Given records
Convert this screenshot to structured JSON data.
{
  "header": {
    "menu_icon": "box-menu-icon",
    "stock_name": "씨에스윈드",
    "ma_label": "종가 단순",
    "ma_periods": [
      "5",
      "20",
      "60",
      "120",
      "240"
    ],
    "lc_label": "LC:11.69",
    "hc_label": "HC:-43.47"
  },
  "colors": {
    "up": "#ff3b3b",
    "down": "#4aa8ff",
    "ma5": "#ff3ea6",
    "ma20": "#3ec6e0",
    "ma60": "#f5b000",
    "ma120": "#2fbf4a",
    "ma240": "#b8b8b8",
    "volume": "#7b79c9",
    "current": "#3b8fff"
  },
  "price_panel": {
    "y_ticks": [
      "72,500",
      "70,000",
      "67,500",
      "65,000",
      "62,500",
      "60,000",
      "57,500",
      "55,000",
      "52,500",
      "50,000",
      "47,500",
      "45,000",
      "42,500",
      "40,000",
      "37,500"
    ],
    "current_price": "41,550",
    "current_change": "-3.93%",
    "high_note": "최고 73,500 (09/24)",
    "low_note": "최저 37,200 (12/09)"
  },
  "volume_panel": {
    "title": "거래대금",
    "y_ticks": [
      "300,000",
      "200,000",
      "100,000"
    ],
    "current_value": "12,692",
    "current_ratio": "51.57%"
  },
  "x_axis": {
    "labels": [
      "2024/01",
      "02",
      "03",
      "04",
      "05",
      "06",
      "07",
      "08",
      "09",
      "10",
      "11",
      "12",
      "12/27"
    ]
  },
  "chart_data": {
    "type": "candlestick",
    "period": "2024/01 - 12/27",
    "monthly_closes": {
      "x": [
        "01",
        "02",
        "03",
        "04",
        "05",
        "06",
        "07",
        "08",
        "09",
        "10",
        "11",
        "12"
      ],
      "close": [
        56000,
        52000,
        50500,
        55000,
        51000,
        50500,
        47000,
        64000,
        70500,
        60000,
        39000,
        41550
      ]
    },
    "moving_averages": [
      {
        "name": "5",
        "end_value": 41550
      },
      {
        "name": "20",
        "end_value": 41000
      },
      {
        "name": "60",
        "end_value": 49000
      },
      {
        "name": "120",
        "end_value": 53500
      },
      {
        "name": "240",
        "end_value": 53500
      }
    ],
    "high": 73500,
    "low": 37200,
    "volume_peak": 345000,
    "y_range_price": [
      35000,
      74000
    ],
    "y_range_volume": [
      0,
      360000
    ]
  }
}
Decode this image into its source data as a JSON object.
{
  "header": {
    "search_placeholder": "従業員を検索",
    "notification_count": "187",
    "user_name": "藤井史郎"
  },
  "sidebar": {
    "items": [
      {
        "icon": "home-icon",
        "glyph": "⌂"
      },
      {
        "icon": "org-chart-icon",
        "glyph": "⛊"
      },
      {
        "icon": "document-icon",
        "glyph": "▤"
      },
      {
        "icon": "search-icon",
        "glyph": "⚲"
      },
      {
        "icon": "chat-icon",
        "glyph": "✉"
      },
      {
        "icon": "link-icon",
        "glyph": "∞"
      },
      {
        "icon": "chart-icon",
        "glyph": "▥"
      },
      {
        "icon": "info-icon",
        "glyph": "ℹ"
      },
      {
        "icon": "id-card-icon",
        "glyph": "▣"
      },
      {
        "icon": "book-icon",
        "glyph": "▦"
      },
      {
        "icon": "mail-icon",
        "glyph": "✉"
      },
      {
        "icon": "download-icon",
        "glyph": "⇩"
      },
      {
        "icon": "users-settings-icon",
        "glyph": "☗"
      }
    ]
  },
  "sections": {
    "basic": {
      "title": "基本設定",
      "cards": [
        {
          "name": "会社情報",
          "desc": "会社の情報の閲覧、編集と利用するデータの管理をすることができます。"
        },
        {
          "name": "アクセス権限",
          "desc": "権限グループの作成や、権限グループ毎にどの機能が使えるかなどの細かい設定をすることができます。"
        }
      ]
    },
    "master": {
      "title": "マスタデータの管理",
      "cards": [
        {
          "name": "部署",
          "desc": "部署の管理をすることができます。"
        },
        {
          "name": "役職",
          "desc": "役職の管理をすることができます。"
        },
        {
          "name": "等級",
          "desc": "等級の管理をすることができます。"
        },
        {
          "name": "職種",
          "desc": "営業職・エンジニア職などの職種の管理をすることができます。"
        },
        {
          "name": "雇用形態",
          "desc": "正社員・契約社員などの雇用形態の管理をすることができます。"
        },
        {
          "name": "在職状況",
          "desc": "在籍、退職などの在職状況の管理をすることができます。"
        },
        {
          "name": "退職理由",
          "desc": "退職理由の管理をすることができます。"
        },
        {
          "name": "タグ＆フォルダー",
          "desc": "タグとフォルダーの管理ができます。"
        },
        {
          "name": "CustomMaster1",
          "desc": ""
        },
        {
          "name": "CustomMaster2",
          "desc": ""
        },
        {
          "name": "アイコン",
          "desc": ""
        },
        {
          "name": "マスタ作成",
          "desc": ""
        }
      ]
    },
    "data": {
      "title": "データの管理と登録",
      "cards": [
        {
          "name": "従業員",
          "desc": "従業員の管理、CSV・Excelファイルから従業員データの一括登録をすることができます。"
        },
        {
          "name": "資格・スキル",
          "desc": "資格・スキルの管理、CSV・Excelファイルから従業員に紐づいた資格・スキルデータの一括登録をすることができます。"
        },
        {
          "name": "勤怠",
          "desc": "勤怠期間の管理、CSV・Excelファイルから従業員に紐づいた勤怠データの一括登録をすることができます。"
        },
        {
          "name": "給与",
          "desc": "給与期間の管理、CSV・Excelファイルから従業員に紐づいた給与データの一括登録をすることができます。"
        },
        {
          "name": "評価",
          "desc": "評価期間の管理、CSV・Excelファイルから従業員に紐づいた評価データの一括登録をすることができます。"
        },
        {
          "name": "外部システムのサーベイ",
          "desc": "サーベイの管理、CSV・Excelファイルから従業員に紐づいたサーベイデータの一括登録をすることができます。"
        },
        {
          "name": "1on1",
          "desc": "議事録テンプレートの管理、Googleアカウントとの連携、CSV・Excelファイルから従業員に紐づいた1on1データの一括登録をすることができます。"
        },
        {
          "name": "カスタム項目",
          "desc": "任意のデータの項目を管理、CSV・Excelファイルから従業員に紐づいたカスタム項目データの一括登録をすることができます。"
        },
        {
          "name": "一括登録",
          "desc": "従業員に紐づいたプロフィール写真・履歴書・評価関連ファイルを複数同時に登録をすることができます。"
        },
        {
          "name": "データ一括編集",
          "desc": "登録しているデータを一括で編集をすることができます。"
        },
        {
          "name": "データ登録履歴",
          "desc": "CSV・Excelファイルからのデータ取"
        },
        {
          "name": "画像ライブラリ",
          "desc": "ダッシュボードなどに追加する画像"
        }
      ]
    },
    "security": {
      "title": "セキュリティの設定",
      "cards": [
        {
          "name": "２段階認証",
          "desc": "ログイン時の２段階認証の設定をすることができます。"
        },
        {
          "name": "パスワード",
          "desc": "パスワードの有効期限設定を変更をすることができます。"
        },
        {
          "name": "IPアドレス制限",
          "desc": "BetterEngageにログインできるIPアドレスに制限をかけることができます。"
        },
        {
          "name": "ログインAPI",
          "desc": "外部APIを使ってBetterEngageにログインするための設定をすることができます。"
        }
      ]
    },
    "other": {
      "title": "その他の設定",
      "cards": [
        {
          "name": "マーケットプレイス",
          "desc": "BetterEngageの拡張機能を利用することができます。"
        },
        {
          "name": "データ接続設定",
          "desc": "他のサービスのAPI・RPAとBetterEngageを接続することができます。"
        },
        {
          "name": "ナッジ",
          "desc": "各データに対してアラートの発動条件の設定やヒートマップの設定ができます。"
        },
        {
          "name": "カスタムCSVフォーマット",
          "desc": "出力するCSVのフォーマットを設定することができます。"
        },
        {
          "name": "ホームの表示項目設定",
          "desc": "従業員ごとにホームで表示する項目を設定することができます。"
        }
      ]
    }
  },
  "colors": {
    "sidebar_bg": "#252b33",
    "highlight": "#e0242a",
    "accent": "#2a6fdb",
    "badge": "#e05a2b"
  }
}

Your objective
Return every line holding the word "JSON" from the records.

Exercise result
Convert this screenshot to structured JSON data.
Decode this image into its source data as a JSON object.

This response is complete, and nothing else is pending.